Whenever the word "file" turns up in a line below, that line should be copied.

- AVAILABLE DATA -
__________

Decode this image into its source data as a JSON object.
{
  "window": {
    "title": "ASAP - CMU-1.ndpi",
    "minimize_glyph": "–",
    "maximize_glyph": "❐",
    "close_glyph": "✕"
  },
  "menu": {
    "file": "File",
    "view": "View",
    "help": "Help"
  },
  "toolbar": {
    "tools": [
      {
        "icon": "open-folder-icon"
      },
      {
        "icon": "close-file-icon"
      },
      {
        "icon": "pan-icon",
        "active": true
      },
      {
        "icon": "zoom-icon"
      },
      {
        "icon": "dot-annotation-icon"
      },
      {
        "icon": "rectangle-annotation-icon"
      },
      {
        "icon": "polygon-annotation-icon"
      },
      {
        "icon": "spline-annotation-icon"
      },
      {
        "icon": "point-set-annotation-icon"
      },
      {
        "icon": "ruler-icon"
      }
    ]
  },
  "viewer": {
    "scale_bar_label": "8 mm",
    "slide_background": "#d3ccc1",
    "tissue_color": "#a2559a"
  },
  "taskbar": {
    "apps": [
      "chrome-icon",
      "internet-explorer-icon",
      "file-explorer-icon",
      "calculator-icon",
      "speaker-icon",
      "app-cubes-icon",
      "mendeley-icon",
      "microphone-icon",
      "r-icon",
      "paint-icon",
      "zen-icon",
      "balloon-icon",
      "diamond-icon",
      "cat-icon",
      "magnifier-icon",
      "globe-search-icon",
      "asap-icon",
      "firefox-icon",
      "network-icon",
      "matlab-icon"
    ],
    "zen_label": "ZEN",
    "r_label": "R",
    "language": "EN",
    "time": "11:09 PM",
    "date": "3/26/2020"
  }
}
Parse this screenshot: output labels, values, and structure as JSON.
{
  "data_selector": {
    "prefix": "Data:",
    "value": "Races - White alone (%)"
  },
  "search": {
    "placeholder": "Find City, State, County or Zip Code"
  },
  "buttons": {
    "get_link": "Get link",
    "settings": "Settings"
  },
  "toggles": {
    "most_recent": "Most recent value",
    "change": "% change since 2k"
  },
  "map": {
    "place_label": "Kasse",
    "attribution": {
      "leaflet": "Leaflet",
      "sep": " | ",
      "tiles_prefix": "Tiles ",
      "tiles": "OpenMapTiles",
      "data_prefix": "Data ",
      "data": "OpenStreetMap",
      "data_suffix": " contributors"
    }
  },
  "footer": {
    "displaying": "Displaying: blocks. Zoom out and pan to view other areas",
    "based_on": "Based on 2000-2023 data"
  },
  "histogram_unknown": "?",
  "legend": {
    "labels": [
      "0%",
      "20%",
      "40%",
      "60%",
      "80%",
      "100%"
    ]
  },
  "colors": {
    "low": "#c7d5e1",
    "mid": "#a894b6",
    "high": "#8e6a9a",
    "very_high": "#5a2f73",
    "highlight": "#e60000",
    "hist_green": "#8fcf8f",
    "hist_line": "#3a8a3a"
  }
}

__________

- RESPONSE BELOW -
    "file": "File",
        "icon": "close-file-icon"
      "file-explorer-icon",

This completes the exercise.